What is this place?

When I used to visit LA, I marvelled at the simple things, like gas stations and guest bedrooms.

I was a New Yorker.

And the gas stations took credit cards. At. The. Pumps.

What was this magic?

And people had Donald Judd beds in their living rooms, just slightly too small for actual sleeping – but, still, there’s your Donald Judd bed. In your living room at the top of the hill somewhere, with an ocean a dozen miles away but so clear you can see Catalina.

They drained the reservoir and now don’t know what to do with it.

Good old LA, confused by things like empty reservoirs in the middle of the city.

Maybe that’s where the lonesome train lives. And it only comes out at night, to make the sound of a lonesome train whistle, echoing from the empty concrete reservoir that’s left the city nonplussed.

“We’ve never had an empty reservoir in the city before.”

So . . . Do something great with it. I know, it’s a burden being given a huge gift of ­empty real estate in the middle of the city.

Tomorrow I’m meeting some more friends who’ve moved here from New York.

“We have a guest bedroom!” they crow.

A century ago, the Griffith Park planners planted redwoods across the street. And now the moon is waning but shining, far away but soft, through the redwoods.

No coyotes, but a waning moon through some towering redwoods is still really OK. As it’s a city that isn’t a city, and it’s my home.

Goodnight.

Moby’s memoir, “Porcelain”, is published by Faber & Faber

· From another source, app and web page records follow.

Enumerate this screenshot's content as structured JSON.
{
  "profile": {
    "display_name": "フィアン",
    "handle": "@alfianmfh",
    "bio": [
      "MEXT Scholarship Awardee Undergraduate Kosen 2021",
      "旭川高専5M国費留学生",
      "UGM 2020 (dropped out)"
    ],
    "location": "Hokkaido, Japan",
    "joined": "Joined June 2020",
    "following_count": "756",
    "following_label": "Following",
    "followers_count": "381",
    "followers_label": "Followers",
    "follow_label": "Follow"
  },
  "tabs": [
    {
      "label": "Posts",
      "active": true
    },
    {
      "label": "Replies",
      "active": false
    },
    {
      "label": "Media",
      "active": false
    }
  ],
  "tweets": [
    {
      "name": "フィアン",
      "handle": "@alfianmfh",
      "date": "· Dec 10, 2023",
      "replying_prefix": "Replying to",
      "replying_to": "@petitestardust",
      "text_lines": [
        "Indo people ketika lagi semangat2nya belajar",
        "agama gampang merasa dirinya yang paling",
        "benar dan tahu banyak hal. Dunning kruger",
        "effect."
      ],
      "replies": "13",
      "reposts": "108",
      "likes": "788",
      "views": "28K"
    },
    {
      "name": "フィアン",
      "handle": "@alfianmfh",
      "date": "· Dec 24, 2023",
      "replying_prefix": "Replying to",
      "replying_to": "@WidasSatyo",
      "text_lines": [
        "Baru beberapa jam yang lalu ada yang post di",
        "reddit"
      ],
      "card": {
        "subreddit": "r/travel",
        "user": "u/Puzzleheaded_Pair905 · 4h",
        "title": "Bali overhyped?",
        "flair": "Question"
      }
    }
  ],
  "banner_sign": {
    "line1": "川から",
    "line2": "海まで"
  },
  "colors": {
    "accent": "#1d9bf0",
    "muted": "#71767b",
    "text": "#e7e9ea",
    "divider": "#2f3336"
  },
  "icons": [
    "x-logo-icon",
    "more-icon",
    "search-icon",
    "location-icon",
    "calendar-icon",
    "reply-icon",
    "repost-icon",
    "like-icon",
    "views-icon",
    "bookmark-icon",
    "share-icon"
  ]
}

This article first appeared in the 26 May 2016 issue of the New Statesman, The Brexit odd squad